_REQUIRED ACTION_
Below are the records; how many of their lines contain "placeholder"? Reply only with that figure.

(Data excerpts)
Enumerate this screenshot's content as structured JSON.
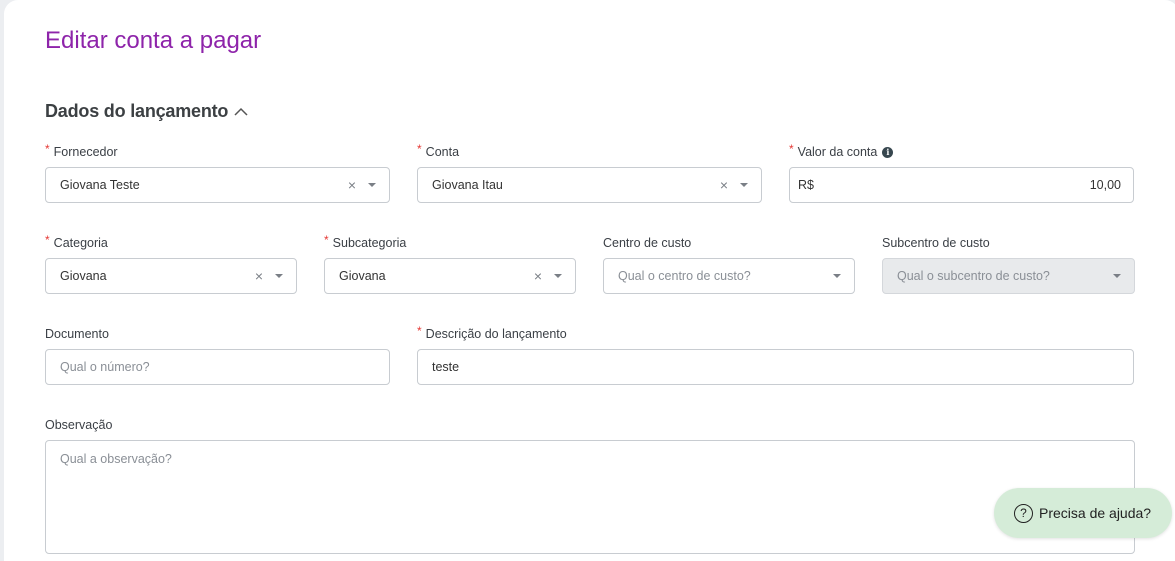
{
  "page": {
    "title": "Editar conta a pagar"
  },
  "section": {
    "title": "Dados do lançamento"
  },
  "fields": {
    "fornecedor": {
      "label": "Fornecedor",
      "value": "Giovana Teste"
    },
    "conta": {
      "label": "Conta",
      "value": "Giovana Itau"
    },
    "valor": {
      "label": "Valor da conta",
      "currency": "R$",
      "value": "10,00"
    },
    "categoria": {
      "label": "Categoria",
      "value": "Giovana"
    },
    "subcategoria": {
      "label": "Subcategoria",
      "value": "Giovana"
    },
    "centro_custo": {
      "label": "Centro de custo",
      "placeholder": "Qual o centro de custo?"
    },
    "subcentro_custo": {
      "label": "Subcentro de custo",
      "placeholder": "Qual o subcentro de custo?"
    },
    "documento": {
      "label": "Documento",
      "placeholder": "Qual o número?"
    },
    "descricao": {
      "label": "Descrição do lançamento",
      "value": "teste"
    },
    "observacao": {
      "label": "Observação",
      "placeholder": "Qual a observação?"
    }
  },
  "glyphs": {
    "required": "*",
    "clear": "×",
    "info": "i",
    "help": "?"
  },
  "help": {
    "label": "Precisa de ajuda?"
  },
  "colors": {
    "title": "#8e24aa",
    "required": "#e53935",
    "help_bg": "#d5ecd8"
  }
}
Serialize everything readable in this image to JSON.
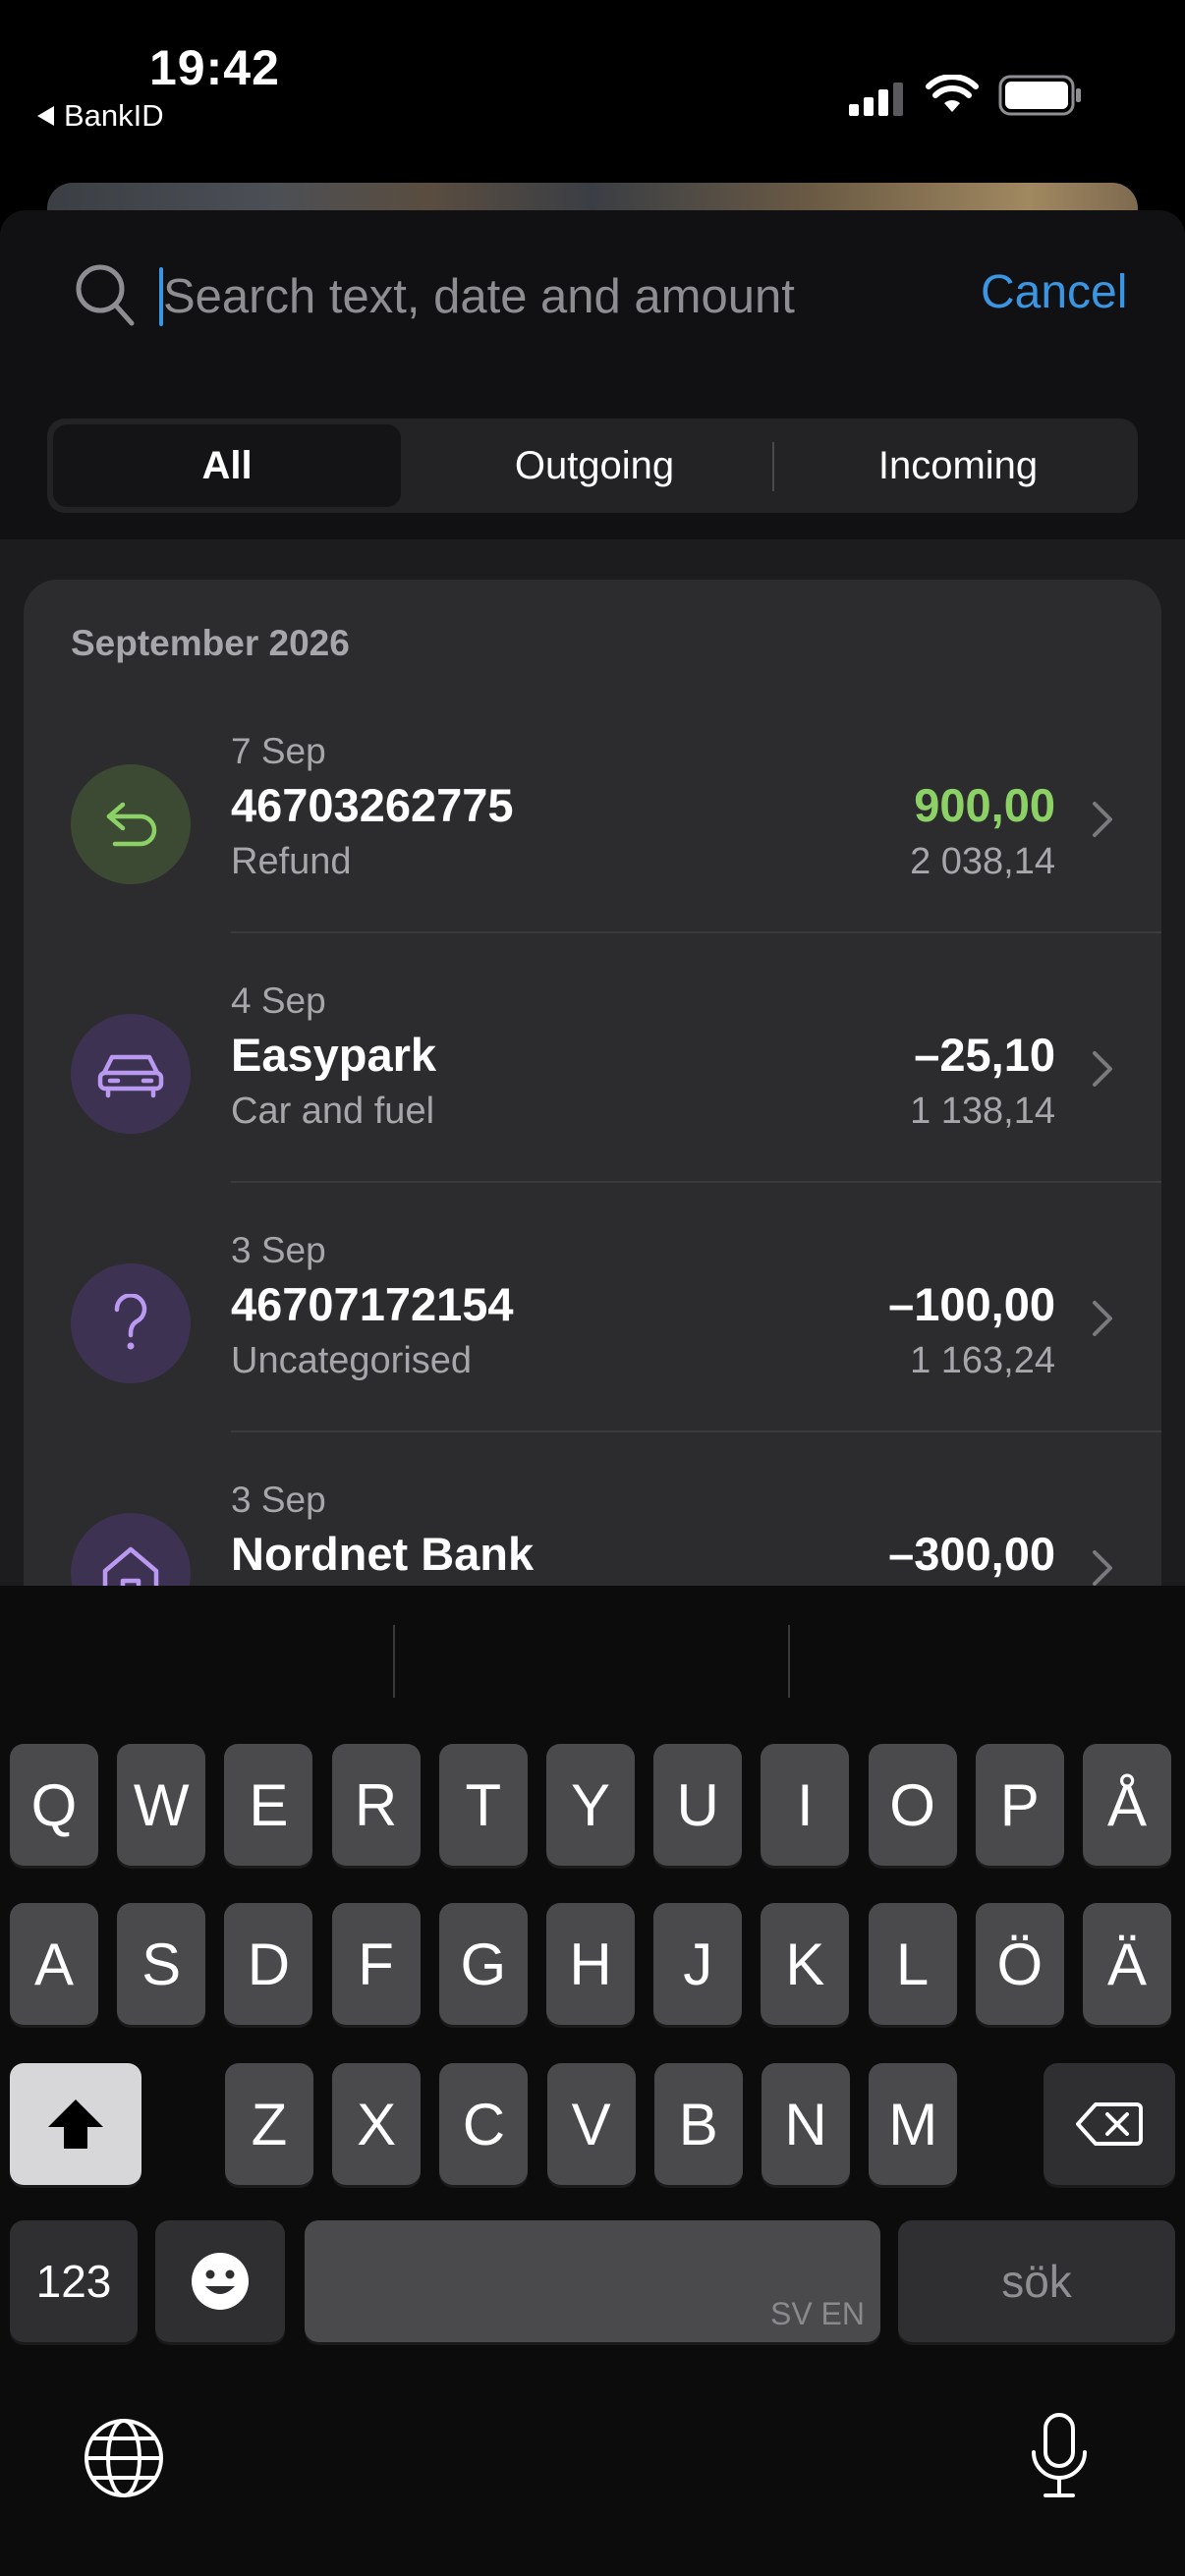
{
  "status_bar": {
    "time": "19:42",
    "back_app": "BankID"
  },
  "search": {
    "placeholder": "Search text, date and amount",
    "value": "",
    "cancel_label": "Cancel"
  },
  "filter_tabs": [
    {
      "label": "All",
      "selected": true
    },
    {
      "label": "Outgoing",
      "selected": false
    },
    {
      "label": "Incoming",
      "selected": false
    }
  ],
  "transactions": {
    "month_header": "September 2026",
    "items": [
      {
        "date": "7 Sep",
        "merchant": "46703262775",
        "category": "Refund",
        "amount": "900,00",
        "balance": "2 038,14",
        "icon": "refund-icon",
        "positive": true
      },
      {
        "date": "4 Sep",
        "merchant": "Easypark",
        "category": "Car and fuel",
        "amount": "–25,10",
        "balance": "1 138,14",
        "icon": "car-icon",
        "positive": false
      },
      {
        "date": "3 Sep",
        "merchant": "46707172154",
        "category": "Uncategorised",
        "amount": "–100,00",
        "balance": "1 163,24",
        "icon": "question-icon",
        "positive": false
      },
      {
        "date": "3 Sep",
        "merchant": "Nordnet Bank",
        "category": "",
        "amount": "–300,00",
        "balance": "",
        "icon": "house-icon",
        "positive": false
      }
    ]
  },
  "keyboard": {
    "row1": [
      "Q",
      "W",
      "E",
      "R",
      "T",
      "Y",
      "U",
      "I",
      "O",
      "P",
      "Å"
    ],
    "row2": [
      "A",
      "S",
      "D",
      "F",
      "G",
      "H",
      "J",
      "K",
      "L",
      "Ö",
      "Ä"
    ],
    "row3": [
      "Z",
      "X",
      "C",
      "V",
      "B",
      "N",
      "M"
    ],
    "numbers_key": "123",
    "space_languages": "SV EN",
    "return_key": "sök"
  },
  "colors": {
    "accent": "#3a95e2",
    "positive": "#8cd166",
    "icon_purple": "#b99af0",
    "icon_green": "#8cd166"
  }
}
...
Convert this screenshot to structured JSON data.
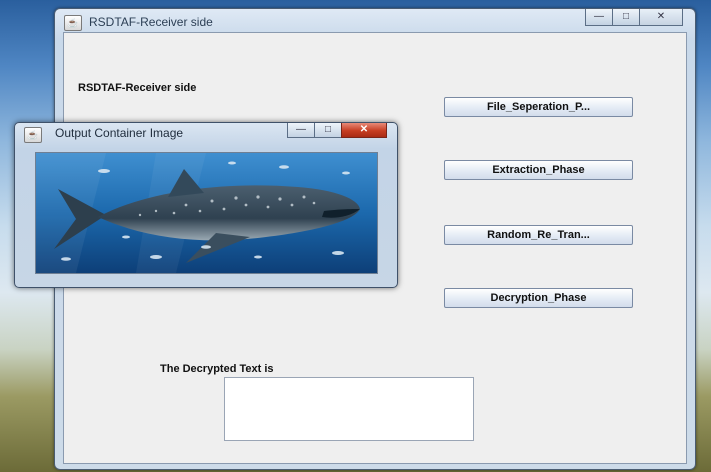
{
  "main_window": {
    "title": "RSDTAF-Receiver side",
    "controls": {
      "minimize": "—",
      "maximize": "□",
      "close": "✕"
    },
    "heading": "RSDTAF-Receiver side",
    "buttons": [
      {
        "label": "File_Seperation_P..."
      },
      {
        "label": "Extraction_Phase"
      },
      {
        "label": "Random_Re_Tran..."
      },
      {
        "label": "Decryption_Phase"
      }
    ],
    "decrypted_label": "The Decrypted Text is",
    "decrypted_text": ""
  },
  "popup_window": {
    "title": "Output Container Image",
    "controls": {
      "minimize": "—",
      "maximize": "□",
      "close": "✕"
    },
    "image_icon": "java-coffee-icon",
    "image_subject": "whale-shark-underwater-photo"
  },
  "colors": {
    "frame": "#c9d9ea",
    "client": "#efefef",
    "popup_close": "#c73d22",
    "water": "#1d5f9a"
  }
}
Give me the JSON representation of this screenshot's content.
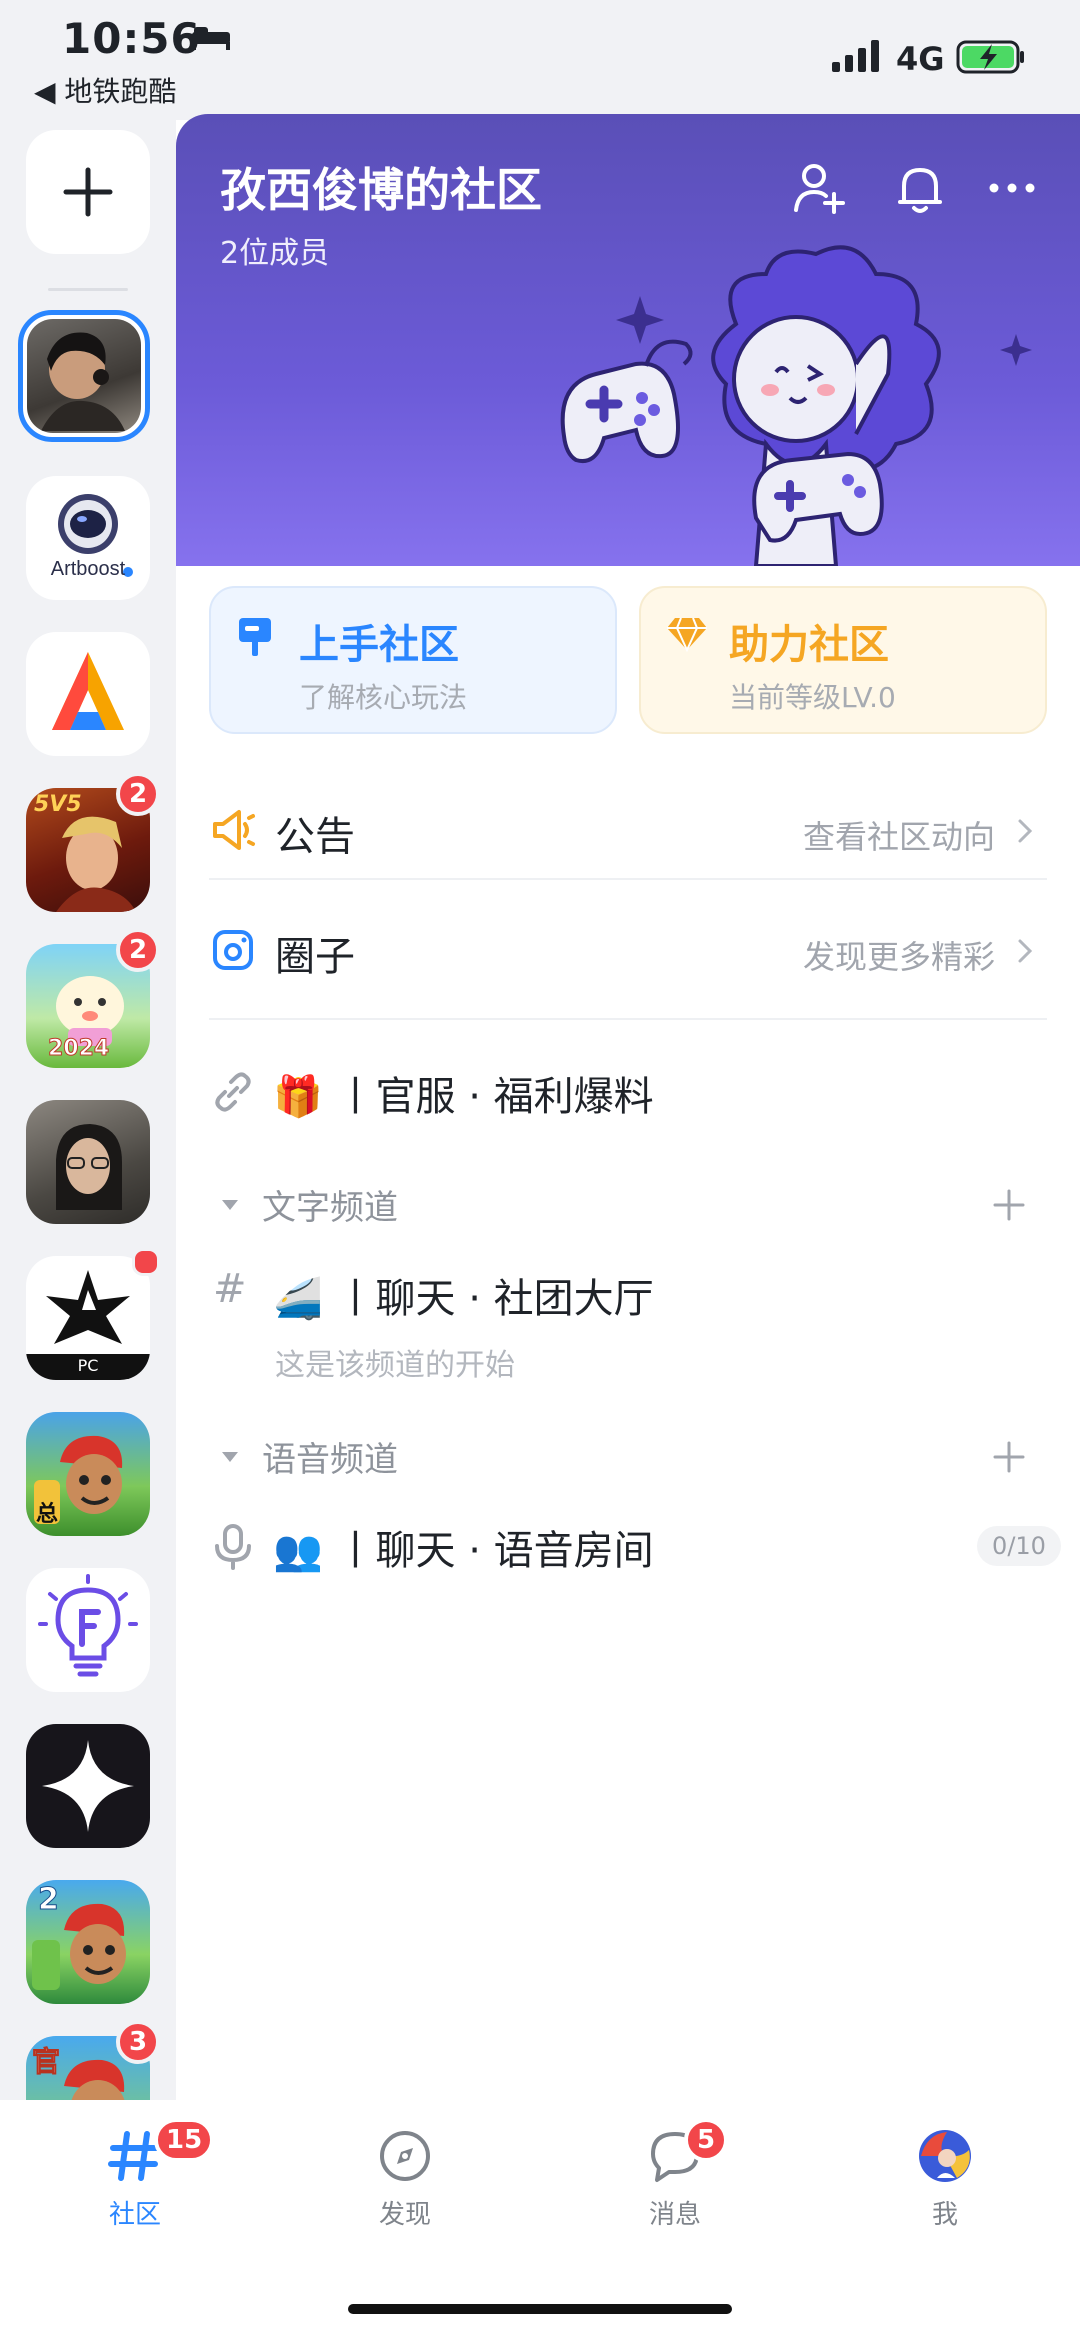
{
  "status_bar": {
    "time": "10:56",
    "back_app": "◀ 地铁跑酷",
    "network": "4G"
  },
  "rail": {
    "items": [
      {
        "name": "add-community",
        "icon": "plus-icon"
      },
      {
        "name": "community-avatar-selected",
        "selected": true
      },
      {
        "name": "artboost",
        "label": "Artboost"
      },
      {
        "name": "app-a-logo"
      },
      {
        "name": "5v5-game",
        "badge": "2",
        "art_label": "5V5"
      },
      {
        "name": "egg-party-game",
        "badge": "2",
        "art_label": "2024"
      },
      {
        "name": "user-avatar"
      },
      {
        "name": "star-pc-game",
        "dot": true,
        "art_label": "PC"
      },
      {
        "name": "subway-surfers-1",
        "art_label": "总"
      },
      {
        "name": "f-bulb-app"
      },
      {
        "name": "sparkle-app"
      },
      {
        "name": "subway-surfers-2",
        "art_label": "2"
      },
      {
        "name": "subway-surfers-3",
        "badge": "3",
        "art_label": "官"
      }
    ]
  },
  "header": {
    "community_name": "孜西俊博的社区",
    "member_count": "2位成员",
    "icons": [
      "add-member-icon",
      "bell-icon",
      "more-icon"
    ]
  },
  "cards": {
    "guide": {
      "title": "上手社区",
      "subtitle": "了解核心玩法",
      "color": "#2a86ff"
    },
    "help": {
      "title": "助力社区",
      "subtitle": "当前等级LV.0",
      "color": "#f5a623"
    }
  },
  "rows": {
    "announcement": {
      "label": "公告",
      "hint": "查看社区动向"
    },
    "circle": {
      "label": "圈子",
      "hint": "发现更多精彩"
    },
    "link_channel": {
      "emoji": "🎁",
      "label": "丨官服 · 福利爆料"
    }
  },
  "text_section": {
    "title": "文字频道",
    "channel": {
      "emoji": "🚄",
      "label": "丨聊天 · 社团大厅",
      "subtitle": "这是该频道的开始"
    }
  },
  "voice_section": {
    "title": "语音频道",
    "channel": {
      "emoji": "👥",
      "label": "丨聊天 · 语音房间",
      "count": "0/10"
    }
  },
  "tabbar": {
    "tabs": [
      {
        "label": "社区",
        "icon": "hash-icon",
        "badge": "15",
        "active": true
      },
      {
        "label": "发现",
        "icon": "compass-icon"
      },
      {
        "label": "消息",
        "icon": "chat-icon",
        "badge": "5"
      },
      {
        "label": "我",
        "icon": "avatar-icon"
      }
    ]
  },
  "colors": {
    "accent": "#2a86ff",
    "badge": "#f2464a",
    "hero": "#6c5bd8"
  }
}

_WRITTEN ANSWER_
5